July 10 (Reuters) - A rally in Australian financial and consumer stocks helped drive up its share market on Monday as positive sentiment spilled over from Wall Street on better than expected jobs data.
The benchmark Australian index snapped three sessions of losses to gain 0.7 percent, or 39.23 points, to 5,742.80 by 0213 GMT.
The index lost 0.3 percent last week, while shedding nearly 1 percent on Friday.
Wall Street stocks ended higher on Friday after U.S. Labour Department data showed the world’s biggest economy added 222,000 jobs last month, exceeding expectations of an addition of 179,000.
While the robust jobs data puts the Federal Reserve on course to raise interest rates once more this year, subdued wage growth may give the central bank room to pause if needed.
“Markets are reacting positively to the data. Australian shares are tracking Wall Street which posted gains on Friday after strong employment data boosted confidence in the U.S. economy,” said senior analyst Adam Tout at CPS Capital in Perth.
Financial stocks, tracking profits in U.S. peers, were the biggest gainers on the benchmark.

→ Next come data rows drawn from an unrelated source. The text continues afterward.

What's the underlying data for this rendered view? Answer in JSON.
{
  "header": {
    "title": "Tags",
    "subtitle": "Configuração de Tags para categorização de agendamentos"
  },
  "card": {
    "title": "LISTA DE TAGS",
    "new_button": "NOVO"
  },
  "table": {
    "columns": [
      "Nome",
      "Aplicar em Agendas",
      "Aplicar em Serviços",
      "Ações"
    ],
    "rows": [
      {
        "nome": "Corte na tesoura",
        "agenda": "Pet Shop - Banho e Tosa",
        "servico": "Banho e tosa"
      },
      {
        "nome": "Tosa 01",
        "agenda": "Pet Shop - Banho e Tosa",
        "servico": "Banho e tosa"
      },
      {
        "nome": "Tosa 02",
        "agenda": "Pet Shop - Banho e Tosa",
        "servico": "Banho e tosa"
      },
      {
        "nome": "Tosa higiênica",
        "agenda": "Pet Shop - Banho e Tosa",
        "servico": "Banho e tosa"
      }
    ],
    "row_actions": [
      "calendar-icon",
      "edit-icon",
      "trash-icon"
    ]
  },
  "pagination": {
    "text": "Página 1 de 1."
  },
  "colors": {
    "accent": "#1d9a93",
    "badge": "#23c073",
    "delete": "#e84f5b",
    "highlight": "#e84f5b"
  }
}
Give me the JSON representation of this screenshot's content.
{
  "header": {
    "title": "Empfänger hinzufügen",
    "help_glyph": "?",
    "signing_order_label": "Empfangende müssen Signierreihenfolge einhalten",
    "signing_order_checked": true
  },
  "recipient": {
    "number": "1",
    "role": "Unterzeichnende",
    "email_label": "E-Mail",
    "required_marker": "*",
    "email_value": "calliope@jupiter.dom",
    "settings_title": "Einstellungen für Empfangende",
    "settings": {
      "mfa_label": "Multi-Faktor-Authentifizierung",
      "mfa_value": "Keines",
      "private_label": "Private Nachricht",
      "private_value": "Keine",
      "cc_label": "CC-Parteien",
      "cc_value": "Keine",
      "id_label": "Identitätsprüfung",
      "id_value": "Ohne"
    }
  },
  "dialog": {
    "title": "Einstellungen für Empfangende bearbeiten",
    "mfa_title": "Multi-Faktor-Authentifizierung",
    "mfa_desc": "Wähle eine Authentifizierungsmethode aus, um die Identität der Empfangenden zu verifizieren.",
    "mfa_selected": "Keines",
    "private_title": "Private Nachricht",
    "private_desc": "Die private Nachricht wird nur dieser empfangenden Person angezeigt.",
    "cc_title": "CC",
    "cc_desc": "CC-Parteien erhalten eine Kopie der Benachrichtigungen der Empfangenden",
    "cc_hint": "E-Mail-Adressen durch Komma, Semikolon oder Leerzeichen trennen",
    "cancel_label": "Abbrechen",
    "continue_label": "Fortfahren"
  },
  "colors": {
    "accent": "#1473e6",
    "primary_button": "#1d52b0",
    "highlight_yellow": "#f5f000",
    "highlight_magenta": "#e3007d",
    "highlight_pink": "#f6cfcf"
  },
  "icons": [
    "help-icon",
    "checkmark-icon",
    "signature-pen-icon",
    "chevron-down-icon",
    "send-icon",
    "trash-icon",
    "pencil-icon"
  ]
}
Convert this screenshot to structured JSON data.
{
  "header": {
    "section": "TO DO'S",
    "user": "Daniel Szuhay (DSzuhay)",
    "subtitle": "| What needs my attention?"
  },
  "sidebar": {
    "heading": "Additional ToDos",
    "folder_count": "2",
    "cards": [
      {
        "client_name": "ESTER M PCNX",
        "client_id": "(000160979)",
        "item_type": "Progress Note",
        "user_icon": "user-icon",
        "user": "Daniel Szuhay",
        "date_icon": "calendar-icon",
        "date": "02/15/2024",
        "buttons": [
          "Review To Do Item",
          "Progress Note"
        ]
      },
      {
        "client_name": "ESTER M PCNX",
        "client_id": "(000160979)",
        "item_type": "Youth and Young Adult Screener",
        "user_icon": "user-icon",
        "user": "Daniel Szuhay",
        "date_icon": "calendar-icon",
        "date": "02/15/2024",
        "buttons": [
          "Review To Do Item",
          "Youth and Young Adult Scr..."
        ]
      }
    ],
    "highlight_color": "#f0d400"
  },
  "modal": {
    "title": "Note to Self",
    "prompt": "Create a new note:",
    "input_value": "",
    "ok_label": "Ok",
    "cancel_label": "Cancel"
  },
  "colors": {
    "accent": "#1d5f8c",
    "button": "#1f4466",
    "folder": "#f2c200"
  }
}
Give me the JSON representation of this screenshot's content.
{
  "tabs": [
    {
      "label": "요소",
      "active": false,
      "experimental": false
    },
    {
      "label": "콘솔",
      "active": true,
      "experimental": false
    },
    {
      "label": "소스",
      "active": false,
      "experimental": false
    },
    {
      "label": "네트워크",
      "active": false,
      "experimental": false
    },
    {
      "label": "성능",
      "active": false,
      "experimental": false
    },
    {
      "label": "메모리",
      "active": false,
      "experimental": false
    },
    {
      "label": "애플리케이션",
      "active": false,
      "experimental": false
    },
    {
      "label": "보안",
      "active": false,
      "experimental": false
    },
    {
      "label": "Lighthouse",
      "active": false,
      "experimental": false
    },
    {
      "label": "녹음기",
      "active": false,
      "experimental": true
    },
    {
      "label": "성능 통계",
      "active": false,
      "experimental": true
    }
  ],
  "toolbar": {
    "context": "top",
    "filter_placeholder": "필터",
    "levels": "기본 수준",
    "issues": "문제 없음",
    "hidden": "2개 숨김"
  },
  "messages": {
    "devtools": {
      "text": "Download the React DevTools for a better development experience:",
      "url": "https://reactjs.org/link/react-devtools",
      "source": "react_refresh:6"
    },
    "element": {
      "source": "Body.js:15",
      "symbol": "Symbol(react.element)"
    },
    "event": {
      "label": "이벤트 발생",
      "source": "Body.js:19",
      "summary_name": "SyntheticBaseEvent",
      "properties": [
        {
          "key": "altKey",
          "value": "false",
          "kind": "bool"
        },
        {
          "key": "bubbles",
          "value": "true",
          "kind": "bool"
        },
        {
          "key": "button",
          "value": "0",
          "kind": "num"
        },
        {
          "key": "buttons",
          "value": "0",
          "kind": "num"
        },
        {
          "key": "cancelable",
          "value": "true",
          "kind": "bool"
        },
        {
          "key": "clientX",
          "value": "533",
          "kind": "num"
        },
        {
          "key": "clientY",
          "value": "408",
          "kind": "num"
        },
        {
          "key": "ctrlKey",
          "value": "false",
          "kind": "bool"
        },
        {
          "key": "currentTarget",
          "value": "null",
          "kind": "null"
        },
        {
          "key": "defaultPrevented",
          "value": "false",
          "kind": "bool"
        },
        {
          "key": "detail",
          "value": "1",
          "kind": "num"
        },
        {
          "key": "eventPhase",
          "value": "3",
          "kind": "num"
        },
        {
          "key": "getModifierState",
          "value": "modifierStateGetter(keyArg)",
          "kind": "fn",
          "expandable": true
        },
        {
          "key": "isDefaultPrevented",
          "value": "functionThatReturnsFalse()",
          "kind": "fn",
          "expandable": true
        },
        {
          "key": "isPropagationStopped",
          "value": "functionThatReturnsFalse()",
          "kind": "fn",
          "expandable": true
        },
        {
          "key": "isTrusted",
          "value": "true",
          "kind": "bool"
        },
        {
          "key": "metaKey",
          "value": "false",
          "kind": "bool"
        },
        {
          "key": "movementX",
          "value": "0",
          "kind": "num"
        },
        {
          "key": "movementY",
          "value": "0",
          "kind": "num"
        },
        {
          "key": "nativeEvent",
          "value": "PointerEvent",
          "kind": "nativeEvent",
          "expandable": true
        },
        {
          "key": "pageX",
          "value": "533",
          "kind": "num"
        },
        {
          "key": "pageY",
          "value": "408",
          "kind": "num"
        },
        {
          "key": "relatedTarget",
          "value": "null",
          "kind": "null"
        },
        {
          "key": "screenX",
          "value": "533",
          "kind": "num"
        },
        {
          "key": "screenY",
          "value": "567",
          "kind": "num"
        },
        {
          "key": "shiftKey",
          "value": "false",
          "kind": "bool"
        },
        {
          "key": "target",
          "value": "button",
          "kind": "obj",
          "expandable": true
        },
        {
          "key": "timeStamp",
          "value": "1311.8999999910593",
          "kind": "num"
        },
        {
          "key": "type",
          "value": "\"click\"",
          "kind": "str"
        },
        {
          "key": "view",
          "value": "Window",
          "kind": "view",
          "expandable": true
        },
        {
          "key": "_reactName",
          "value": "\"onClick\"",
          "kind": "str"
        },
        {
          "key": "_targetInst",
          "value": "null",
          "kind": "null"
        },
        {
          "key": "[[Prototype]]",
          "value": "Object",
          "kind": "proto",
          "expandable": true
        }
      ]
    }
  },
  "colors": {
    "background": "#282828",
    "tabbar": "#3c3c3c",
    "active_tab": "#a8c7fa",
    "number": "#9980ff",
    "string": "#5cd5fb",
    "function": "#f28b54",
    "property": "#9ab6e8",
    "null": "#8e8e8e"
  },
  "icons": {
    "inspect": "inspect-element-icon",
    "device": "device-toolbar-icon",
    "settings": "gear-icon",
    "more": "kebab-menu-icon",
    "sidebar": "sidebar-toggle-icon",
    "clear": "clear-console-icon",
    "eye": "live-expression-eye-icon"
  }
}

The ‘Big Four’ Australian banks were the top performers by weight, rising between 0.6 percent and 1 percent.
The consumer cyclicals and durables sectors also contributed handily to the overall gains, with retailing giants Woolworths and Wesfarmers rising 1.2 percent and 0.5 percent respectively.
The local tech sector too mirrored a rise in U.S. peers, with online property consultant REA Group up 0.7 percent.
At the other end, basic materials wound up as the only losing sector as base metals prices saw some weakness, while iron ore prices rose.
The most-traded iron ore on the Dalian Commodity Exchange gained on Friday after port data from Australia showed iron ore shipments to China from Australia’s Port Hedland terminal dropped to 36.6 million tonnes in June from 38 million tonnes the month before.
Port Hedland is used by three of Australia’s top four iron ore miners, BHP Billiton, Fortescue Metals Group and Gina Rinehart’s Hancock Prospecting.
Fortescue and BHP were down about 0.4 percent each, while Rio Tinto was flat.
New Zealand’s benchmark S&P/NZX 50 index rose marginally, adding 0.1 percent, or 9.71 points, at 7,631.84, as gains in financial and technology stocks offset losses in consumer shares.
Accounting software maker Xero Ltd was the biggest gainer on the benchmark by weight, up 2 percent.
Additional reporting by Chandini Monnappa; Editing by Shri Navaratnam